EXERCISE BRIEF. All lines in the records that carry the string "zoom" are to be shown.

(DATA SHOWN begins)

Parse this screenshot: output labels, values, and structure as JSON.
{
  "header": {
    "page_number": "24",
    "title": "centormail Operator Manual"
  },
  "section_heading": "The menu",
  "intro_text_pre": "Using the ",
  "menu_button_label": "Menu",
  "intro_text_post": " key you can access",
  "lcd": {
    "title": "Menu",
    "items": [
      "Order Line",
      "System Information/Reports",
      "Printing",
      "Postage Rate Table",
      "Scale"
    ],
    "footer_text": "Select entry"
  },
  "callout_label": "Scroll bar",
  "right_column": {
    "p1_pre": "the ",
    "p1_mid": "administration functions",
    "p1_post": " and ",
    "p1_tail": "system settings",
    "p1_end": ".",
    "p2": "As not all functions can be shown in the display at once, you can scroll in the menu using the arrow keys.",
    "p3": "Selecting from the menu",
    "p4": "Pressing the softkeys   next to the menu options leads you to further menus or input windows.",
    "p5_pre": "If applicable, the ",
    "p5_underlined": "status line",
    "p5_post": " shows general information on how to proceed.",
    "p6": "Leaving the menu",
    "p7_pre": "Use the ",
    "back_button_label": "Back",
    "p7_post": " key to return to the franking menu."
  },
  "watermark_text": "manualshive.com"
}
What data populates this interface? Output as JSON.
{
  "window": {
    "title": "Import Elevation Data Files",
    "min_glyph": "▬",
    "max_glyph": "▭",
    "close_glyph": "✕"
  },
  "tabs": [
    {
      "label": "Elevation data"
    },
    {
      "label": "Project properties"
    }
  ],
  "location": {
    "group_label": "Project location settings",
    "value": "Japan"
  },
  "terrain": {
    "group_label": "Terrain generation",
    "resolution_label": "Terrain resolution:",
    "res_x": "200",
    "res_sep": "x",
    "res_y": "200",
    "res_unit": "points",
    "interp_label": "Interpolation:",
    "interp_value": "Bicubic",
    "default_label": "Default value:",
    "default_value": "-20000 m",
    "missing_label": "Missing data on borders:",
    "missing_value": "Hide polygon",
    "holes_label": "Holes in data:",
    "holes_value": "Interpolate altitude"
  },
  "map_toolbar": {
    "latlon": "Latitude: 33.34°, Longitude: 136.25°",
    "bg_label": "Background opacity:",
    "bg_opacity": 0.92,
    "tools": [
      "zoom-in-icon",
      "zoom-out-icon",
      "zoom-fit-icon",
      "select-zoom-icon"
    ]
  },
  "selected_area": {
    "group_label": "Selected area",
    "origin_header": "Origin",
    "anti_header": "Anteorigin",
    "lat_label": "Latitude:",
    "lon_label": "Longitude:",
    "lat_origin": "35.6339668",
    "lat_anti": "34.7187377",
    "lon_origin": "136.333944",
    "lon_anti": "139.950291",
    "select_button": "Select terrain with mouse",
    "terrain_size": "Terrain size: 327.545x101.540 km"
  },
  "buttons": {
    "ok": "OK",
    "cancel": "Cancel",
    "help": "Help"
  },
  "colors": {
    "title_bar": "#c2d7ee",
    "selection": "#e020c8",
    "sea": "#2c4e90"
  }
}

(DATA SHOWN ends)

YOUR RESPONSE.
      "zoom-in-icon",
      "zoom-out-icon",
      "zoom-fit-icon",
      "select-zoom-icon"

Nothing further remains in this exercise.